Extracted information:
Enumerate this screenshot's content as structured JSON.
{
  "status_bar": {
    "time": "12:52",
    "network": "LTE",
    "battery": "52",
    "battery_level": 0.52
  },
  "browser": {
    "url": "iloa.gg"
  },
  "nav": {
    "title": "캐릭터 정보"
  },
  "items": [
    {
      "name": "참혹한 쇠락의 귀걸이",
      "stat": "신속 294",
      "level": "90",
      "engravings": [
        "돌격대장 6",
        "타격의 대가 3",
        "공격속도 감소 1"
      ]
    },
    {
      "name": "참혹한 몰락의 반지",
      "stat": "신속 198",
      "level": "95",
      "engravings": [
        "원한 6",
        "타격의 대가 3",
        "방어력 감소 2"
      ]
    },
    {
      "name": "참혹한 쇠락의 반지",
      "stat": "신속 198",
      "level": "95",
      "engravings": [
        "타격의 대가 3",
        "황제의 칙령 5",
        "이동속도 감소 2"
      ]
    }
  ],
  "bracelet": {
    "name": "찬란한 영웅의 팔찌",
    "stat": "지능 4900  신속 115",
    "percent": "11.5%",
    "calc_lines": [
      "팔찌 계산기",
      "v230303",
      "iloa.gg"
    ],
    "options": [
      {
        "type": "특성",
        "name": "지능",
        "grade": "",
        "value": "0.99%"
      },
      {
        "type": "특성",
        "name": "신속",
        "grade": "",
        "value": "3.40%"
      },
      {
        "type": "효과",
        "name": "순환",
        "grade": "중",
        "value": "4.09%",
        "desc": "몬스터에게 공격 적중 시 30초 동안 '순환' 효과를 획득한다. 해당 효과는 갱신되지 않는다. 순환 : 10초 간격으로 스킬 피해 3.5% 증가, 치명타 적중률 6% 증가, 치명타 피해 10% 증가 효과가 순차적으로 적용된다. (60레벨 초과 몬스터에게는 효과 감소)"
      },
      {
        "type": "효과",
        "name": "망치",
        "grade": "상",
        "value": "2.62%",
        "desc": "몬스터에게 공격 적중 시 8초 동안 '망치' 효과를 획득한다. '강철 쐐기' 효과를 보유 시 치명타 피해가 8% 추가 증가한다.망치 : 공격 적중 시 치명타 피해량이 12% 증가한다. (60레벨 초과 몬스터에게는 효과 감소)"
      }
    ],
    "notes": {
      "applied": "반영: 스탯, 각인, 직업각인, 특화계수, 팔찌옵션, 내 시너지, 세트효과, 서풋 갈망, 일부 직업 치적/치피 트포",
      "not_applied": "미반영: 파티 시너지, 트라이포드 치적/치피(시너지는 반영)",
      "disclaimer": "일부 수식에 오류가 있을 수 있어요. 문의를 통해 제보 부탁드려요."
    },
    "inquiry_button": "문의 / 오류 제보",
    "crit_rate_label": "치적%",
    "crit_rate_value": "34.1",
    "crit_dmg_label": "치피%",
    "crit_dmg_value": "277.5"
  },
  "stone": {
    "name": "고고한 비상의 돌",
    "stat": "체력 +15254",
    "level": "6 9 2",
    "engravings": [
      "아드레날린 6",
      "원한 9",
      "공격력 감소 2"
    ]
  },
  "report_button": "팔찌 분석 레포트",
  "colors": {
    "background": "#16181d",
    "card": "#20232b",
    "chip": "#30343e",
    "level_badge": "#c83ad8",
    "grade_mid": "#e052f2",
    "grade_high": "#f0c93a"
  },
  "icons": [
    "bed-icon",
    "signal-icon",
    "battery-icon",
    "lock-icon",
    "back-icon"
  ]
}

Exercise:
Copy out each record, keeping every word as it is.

Answer to this problem:
Enumerate this screenshot's content as structured JSON.
{
  "status_bar": {
    "time": "12:52",
    "network": "LTE",
    "battery": "52",
    "battery_level": 0.52
  },
  "browser": {
    "url": "iloa.gg"
  },
  "nav": {
    "title": "캐릭터 정보"
  },
  "items": [
    {
      "name": "참혹한 쇠락의 귀걸이",
      "stat": "신속 294",
      "level": "90",
      "engravings": [
        "돌격대장 6",
        "타격의 대가 3",
        "공격속도 감소 1"
      ]
    },
    {
      "name": "참혹한 몰락의 반지",
      "stat": "신속 198",
      "level": "95",
      "engravings": [
        "원한 6",
        "타격의 대가 3",
        "방어력 감소 2"
      ]
    },
    {
      "name": "참혹한 쇠락의 반지",
      "stat": "신속 198",
      "level": "95",
      "engravings": [
        "타격의 대가 3",
        "황제의 칙령 5",
        "이동속도 감소 2"
      ]
    }
  ],
  "bracelet": {
    "name": "찬란한 영웅의 팔찌",
    "stat": "지능 4900  신속 115",
    "percent": "11.5%",
    "calc_lines": [
      "팔찌 계산기",
      "v230303",
      "iloa.gg"
    ],
    "options": [
      {
        "type": "특성",
        "name": "지능",
        "grade": "",
        "value": "0.99%"
      },
      {
        "type": "특성",
        "name": "신속",
        "grade": "",
        "value": "3.40%"
      },
      {
        "type": "효과",
        "name": "순환",
        "grade": "중",
        "value": "4.09%",
        "desc": "몬스터에게 공격 적중 시 30초 동안 '순환' 효과를 획득한다. 해당 효과는 갱신되지 않는다. 순환 : 10초 간격으로 스킬 피해 3.5% 증가, 치명타 적중률 6% 증가, 치명타 피해 10% 증가 효과가 순차적으로 적용된다. (60레벨 초과 몬스터에게는 효과 감소)"
      },
      {
        "type": "효과",
        "name": "망치",
        "grade": "상",
        "value": "2.62%",
        "desc": "몬스터에게 공격 적중 시 8초 동안 '망치' 효과를 획득한다. '강철 쐐기' 효과를 보유 시 치명타 피해가 8% 추가 증가한다.망치 : 공격 적중 시 치명타 피해량이 12% 증가한다. (60레벨 초과 몬스터에게는 효과 감소)"
      }
    ],
    "notes": {
      "applied": "반영: 스탯, 각인, 직업각인, 특화계수, 팔찌옵션, 내 시너지, 세트효과, 서풋 갈망, 일부 직업 치적/치피 트포",
      "not_applied": "미반영: 파티 시너지, 트라이포드 치적/치피(시너지는 반영)",
      "disclaimer": "일부 수식에 오류가 있을 수 있어요. 문의를 통해 제보 부탁드려요."
    },
    "inquiry_button": "문의 / 오류 제보",
    "crit_rate_label": "치적%",
    "crit_rate_value": "34.1",
    "crit_dmg_label": "치피%",
    "crit_dmg_value": "277.5"
  },
  "stone": {
    "name": "고고한 비상의 돌",
    "stat": "체력 +15254",
    "level": "6 9 2",
    "engravings": [
      "아드레날린 6",
      "원한 9",
      "공격력 감소 2"
    ]
  },
  "report_button": "팔찌 분석 레포트",
  "colors": {
    "background": "#16181d",
    "card": "#20232b",
    "chip": "#30343e",
    "level_badge": "#c83ad8",
    "grade_mid": "#e052f2",
    "grade_high": "#f0c93a"
  },
  "icons": [
    "bed-icon",
    "signal-icon",
    "battery-icon",
    "lock-icon",
    "back-icon"
  ]
}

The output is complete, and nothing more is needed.